To be sure, whatever Sacks touches is alchemically transformed. The scrap of a news dispatch is not the text we might once have read in a newspaper, its status altered by virtue of its having been placed in a matrix of other particulars and made an improbable piece of something strangely beautiful. A remnant or square of African or Indian cloth participates in a wordless but clearly pregnant conversation with diverse fragments torn from the American or Mediterranean world. Nothing in this artist’s appropriations seems at all complacent or mechanical. Sacks represents what it feels like to be a singular person in whom all things meet, from texts to historical memories, from textures to foreshadowings. Each of his paintings is the intricate space where he enacts his sense of an identity that is complex and permeable. The maker haunting these works is, like the artifacts he fashions, clearly a work in perpetual progress.
Though the vision underwriting this art is personal and subjective, Sacks is clearly invested in the public displacements and upheavals that mark our common history. The titles of his most recent works—Kyoto Protocols, Migrations, The Township Series, No Refuge, Letters From The Twentieth Century—tell at least a part of the story. But then so do the titles and allusions in his previous works signal a range of public contexts, from the first to the second world wars, from the case histories of Sigmund Freud to the Book of Job and the “Time Passes” section of Virginia Woolf’s To The Lighthouse. “Making a record from lost and damaged things is what Sacks’s art represents,” wrote Luke Menand in a catalogue of a 2009 exhibition, and though it would be presumptuous to pretend that such works can “effect real recuperation in the world,” or accomplish some sort of “transcendence,” they are, in Menand’s words, “a machine for imagining possible worlds built from pieces of this one.”

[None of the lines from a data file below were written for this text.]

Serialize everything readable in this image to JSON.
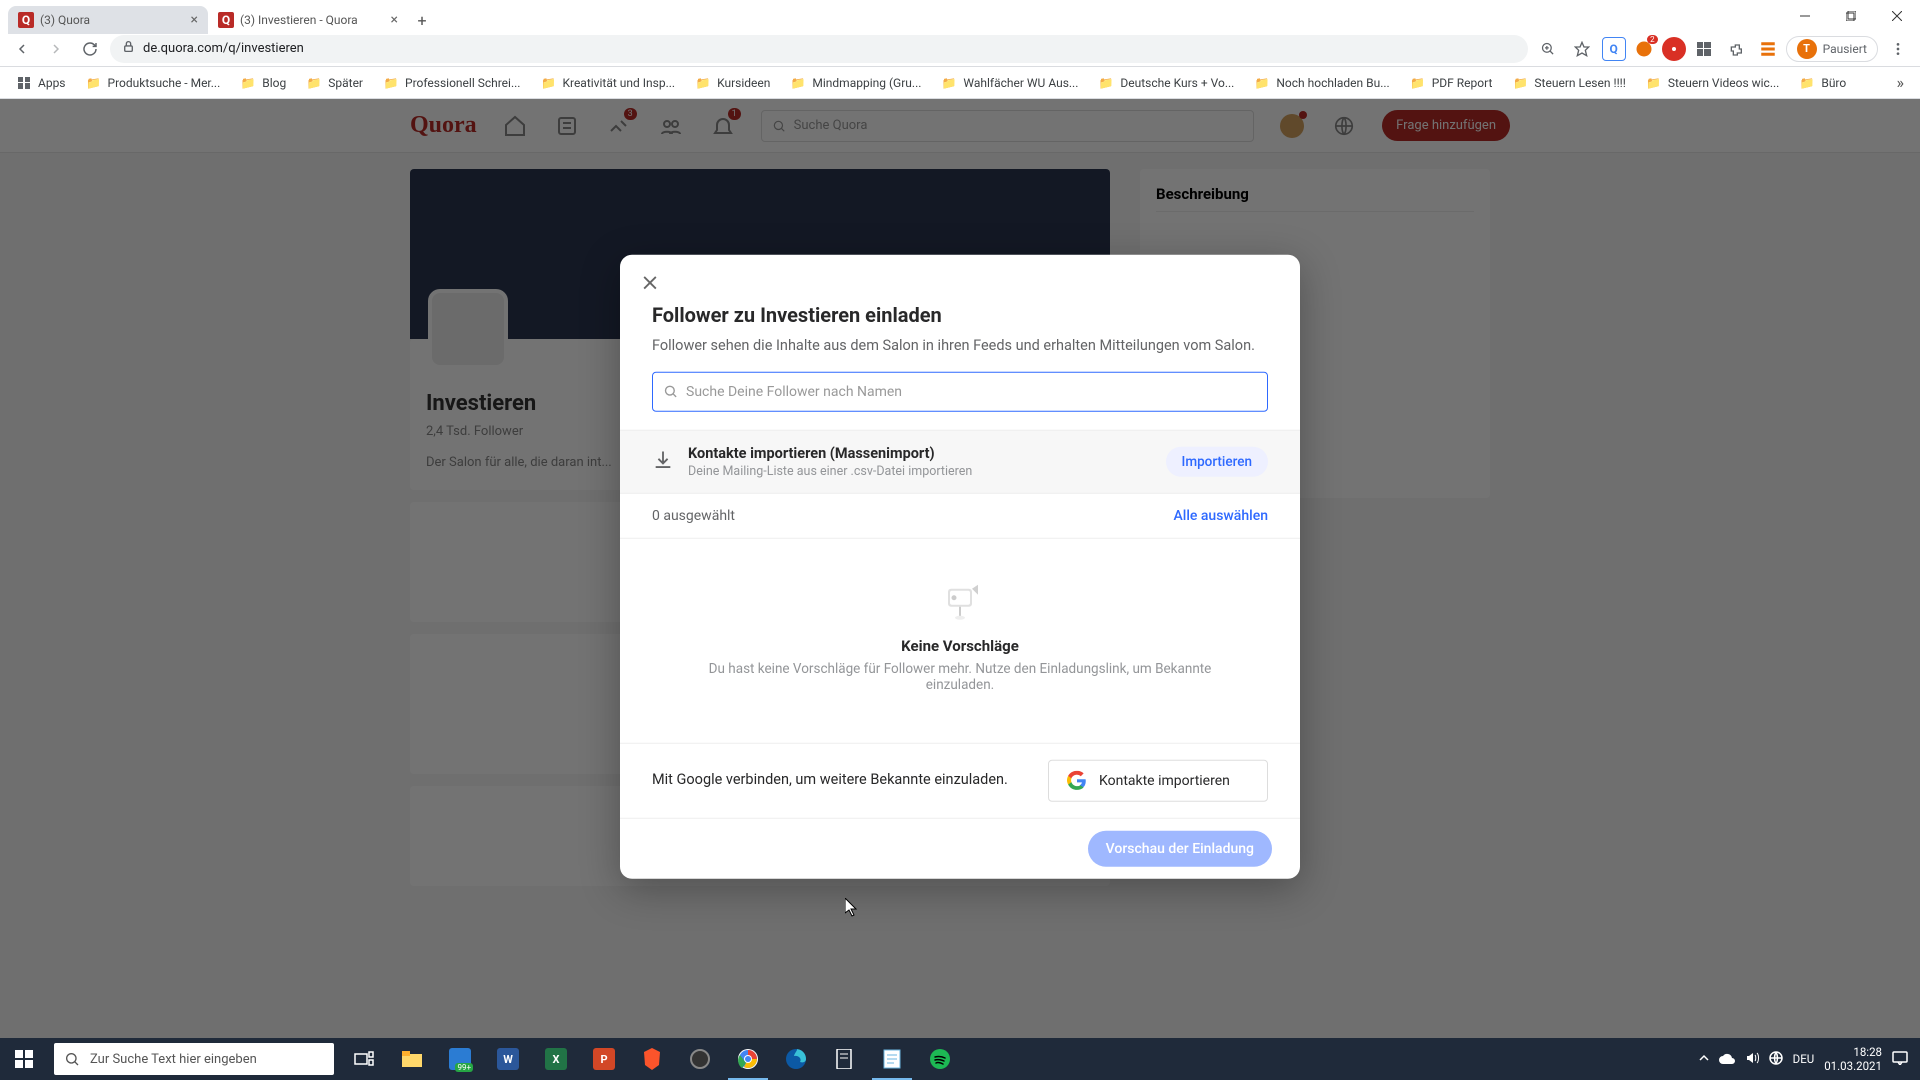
{
  "window": {
    "minimize": "—",
    "maximize": "☐",
    "close": "✕"
  },
  "tabs": [
    {
      "title": "(3) Quora"
    },
    {
      "title": "(3) Investieren - Quora"
    }
  ],
  "address": "de.quora.com/q/investieren",
  "profile_label": "Pausiert",
  "profile_initial": "T",
  "bookmarks": [
    {
      "icon": "apps",
      "label": "Apps"
    },
    {
      "icon": "folder",
      "label": "Produktsuche - Mer..."
    },
    {
      "icon": "folder",
      "label": "Blog"
    },
    {
      "icon": "folder",
      "label": "Später"
    },
    {
      "icon": "folder",
      "label": "Professionell Schrei..."
    },
    {
      "icon": "folder",
      "label": "Kreativität und Insp..."
    },
    {
      "icon": "folder",
      "label": "Kursideen"
    },
    {
      "icon": "folder",
      "label": "Mindmapping  (Gru..."
    },
    {
      "icon": "folder",
      "label": "Wahlfächer WU Aus..."
    },
    {
      "icon": "folder",
      "label": "Deutsche Kurs + Vo..."
    },
    {
      "icon": "folder",
      "label": "Noch hochladen Bu..."
    },
    {
      "icon": "folder",
      "label": "PDF Report"
    },
    {
      "icon": "folder",
      "label": "Steuern Lesen !!!!"
    },
    {
      "icon": "folder",
      "label": "Steuern Videos wic..."
    },
    {
      "icon": "folder",
      "label": "Büro"
    }
  ],
  "quora": {
    "logo": "Quora",
    "search_placeholder": "Suche Quora",
    "add_button": "Frage hinzufügen",
    "notif_badge1": "3",
    "notif_badge2": "1",
    "space_title": "Investieren",
    "space_sub": "2,4 Tsd. Follower",
    "space_desc": "Der Salon für alle, die daran int..."
  },
  "sidebar_heading": "Beschreibung",
  "modal": {
    "title": "Follower zu Investieren einladen",
    "desc": "Follower sehen die Inhalte aus dem Salon in ihren Feeds und erhalten Mitteilungen vom Salon.",
    "search_placeholder": "Suche Deine Follower nach Namen",
    "import_title": "Kontakte importieren (Massenimport)",
    "import_sub": "Deine Mailing-Liste aus einer .csv-Datei importieren",
    "import_btn": "Importieren",
    "selected": "0 ausgewählt",
    "select_all": "Alle auswählen",
    "empty_title": "Keine Vorschläge",
    "empty_desc": "Du hast keine Vorschläge für Follower mehr. Nutze den Einladungslink, um Bekannte einzuladen.",
    "google_text": "Mit Google verbinden, um weitere Bekannte einzuladen.",
    "google_btn": "Kontakte importieren",
    "preview_btn": "Vorschau der Einladung"
  },
  "taskbar": {
    "search_placeholder": "Zur Suche Text hier eingeben",
    "lang": "DEU",
    "time": "18:28",
    "date": "01.03.2021",
    "badge": "99+"
  }
}
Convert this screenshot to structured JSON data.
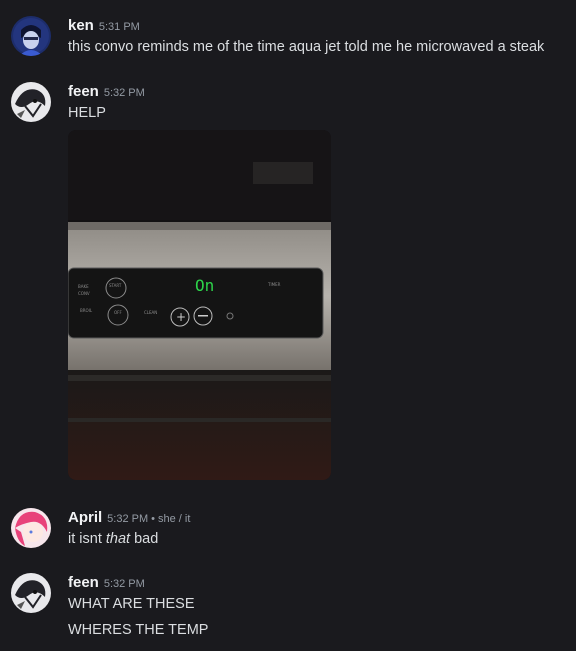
{
  "messages": [
    {
      "author": "ken",
      "time": "5:31 PM",
      "lines": [
        "this convo reminds me of the time aqua jet told me he microwaved a steak"
      ]
    },
    {
      "author": "feen",
      "time": "5:32 PM",
      "lines": [
        "HELP"
      ],
      "attachment": {
        "display_text": "On",
        "panel_labels": [
          "BAKE",
          "CONV",
          "BROIL",
          "START",
          "OFF",
          "CLEAN",
          "TIMER"
        ],
        "display_color": "#2dd44a"
      }
    },
    {
      "author": "April",
      "time": "5:32 PM",
      "pronouns": "she / it",
      "lines": [
        {
          "before": "it isnt ",
          "em": "that",
          "after": " bad"
        }
      ]
    },
    {
      "author": "feen",
      "time": "5:32 PM",
      "lines": [
        "WHAT ARE THESE",
        "WHERES THE TEMP"
      ]
    }
  ],
  "colors": {
    "background": "#1a1a1e",
    "name": "#f2f3f5",
    "text": "#dbdee1",
    "timestamp": "#949ba4"
  }
}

Of course Sacks has no claim to “ownership” of any specific history, nor to the dissident poetry of a Polish or French writer, or the traditions of African textile design. And yet the notion that such an artist should be forbidden to employ what he cannot be said to own denies what Katha Pollitt calls “the very ground on which art rests, the communicability and permeability of human experience,” not to mention the fact “that culture is always mixed, never pure.” Jed Perl refers, in an essay on African art, to “an uncompromisingly integrationist aesthetic,” and it’s compelling to ask what that entails in the case of an artist like Sacks. Surely it entails a refusal, or inability, to think of disparate things as irremediably separate. But it  also entails acceptance of a simple fact, namely, that if he is to honor his materials—the impressions, assumptions, intuitions, conventions and associations drawn from far flung sources—the artist is forbidden to betray them by arrogant dismissal or coercion. Sacks uses what he appropriates not to extend dominion but to ask, in ever so many ways, what it means for each of us to live in history. The words he incorporates, like everything else he includes, may be said, as Menand suggestively writes, to “run through the body of the artist before they go onto the canvas.” In spite of their sometimes monumental size and totemic power, Sacks’s works seduce us in the way of works conceived on an intimate scale, inviting us to take things in, to feel our way into them, with no expectation that we’ll ever quite get to the bottom of them.

Boyers, Robert. 2017. “Integrationist Aesthetics: On Peter Sacks.” Salmagundi (Issue 195/196). (December 18, 2017).